__INPUT__.
* * * * *

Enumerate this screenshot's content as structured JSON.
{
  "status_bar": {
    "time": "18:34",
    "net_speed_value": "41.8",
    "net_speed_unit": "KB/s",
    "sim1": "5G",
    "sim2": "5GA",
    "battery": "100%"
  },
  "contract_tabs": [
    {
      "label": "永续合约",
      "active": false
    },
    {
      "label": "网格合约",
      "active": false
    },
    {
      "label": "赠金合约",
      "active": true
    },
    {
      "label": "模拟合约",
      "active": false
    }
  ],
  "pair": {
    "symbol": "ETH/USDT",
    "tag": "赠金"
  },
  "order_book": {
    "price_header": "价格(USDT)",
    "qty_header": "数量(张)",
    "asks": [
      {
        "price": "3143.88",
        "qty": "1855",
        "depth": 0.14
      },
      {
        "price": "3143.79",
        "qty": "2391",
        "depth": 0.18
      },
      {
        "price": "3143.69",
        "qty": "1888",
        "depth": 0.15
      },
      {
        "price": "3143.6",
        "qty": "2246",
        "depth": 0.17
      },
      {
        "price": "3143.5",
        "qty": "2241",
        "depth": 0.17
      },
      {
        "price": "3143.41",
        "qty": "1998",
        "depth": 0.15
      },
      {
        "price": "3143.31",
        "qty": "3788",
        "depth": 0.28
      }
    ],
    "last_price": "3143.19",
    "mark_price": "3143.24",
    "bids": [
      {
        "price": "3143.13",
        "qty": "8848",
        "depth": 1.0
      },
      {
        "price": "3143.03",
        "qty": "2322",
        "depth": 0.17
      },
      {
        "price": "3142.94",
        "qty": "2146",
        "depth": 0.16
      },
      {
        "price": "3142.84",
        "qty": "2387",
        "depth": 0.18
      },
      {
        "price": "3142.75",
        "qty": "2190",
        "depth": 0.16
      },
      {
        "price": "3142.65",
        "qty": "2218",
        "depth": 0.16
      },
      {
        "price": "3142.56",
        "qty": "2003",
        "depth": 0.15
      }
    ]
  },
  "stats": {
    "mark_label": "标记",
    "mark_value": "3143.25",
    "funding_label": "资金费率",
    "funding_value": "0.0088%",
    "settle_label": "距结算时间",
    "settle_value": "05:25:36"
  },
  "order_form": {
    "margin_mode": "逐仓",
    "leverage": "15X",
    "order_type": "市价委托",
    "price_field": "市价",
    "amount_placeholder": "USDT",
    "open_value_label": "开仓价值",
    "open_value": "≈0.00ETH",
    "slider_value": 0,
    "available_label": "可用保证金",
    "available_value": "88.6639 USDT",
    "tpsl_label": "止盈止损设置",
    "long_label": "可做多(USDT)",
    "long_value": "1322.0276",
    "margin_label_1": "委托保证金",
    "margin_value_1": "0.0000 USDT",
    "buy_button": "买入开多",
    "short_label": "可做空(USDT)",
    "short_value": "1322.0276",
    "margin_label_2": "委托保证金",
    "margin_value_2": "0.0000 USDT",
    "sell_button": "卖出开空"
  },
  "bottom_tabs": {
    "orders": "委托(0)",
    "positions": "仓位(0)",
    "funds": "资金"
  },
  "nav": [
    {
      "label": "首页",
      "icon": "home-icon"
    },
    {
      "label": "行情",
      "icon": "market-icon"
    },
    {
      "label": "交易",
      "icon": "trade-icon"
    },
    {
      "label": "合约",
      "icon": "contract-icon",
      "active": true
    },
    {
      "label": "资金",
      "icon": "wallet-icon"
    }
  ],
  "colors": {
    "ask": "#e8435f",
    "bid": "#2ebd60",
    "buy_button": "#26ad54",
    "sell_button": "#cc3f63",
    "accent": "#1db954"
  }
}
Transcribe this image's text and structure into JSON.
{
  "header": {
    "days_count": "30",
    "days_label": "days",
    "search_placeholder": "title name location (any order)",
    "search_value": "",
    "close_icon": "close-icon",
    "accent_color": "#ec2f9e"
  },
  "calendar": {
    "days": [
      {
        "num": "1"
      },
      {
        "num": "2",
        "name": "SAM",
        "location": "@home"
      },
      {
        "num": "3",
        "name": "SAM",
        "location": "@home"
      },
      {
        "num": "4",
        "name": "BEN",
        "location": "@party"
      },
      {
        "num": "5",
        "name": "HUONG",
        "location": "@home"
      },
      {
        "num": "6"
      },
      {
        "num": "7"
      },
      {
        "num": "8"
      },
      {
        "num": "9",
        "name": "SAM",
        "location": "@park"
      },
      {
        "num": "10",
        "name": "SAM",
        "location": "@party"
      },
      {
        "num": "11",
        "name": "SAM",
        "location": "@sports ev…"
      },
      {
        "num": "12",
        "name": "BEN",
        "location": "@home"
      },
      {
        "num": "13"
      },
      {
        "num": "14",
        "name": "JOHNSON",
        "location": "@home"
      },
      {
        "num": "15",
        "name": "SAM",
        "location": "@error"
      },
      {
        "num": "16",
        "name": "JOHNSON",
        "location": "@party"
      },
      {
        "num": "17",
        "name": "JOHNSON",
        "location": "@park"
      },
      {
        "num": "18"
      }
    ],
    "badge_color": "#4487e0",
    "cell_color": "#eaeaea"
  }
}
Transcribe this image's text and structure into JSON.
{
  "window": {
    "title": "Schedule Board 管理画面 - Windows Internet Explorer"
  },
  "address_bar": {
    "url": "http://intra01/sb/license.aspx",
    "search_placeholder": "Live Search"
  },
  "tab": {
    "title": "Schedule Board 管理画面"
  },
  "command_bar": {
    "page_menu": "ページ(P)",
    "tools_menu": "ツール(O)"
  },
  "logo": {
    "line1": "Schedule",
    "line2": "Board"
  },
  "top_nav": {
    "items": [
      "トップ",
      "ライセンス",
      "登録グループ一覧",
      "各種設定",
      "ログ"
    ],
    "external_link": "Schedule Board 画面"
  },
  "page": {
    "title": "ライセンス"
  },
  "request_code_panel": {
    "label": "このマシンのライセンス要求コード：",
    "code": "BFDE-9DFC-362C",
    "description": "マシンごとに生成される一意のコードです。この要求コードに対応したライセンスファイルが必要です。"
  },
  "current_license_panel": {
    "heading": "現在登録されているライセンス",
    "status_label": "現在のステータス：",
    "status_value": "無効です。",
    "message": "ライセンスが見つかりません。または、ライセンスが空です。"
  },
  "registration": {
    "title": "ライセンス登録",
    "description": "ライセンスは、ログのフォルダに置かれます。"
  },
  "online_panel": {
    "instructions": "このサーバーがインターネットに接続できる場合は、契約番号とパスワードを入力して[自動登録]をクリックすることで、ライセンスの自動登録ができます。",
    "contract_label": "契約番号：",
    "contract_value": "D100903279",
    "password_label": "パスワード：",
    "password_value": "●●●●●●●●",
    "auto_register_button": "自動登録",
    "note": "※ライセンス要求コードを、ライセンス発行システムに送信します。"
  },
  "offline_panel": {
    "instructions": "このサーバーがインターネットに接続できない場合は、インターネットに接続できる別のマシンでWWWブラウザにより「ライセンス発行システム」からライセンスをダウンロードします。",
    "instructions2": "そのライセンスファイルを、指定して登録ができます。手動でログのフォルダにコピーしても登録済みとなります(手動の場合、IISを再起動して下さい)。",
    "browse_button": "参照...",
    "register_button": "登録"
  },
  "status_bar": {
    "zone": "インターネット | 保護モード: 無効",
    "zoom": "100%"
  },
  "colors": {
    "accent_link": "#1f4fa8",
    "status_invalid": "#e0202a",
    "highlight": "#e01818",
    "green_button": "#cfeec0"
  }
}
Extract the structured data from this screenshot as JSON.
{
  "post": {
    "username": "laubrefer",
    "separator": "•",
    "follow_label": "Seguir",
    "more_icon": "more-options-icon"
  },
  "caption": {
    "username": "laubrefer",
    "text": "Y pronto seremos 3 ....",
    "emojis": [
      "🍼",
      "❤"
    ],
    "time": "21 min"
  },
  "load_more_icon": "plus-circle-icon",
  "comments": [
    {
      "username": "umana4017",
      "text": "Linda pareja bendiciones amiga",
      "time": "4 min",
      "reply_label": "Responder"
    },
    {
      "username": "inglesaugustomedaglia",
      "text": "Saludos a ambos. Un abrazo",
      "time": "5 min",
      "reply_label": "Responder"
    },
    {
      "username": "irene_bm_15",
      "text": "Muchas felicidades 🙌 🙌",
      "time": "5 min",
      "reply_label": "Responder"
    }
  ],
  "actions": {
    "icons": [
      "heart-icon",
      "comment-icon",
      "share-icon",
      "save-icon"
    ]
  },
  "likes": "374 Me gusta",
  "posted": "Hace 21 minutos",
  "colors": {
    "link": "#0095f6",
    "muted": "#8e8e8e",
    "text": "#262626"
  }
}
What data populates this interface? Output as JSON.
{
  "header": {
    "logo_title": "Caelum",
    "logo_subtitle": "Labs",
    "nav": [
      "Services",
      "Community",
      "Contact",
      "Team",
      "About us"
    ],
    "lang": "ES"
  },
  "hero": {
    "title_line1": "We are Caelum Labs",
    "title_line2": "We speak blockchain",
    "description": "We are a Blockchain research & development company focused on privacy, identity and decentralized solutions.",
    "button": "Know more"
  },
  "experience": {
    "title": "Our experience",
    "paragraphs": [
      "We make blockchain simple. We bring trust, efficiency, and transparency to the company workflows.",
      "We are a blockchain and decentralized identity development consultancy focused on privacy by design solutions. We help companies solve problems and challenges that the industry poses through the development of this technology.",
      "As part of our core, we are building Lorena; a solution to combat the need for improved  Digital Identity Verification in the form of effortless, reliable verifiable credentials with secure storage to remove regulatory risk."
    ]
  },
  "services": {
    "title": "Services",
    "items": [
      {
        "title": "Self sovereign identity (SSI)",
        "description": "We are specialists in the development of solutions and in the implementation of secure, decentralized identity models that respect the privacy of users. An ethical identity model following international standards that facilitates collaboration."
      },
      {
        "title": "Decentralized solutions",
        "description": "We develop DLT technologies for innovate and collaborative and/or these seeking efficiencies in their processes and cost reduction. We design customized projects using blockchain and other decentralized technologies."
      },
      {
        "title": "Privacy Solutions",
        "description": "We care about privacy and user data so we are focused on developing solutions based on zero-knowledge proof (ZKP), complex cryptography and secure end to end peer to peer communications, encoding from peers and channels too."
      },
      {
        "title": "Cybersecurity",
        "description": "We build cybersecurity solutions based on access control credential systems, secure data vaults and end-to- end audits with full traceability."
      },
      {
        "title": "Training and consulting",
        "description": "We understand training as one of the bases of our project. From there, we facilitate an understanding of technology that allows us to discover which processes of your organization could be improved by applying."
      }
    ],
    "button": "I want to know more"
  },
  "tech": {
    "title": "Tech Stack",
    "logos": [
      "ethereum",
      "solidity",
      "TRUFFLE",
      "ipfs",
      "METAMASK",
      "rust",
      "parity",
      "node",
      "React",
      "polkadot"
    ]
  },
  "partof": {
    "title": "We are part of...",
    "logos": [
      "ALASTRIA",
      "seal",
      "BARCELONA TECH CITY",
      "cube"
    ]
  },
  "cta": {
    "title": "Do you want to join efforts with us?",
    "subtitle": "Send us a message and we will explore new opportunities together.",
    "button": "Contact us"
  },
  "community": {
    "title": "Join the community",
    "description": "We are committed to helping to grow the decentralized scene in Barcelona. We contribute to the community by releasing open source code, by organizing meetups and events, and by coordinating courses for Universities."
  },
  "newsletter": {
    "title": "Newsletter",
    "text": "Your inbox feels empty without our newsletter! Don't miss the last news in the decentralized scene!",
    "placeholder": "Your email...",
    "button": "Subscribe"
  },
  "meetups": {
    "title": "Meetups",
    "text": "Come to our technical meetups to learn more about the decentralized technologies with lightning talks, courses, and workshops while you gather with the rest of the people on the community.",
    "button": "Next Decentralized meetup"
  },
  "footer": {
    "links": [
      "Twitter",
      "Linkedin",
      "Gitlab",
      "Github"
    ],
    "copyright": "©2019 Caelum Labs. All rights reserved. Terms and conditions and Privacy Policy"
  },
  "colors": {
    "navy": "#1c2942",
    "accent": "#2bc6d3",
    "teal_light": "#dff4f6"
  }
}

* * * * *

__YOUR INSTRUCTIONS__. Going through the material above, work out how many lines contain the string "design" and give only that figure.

__RESULT__. 2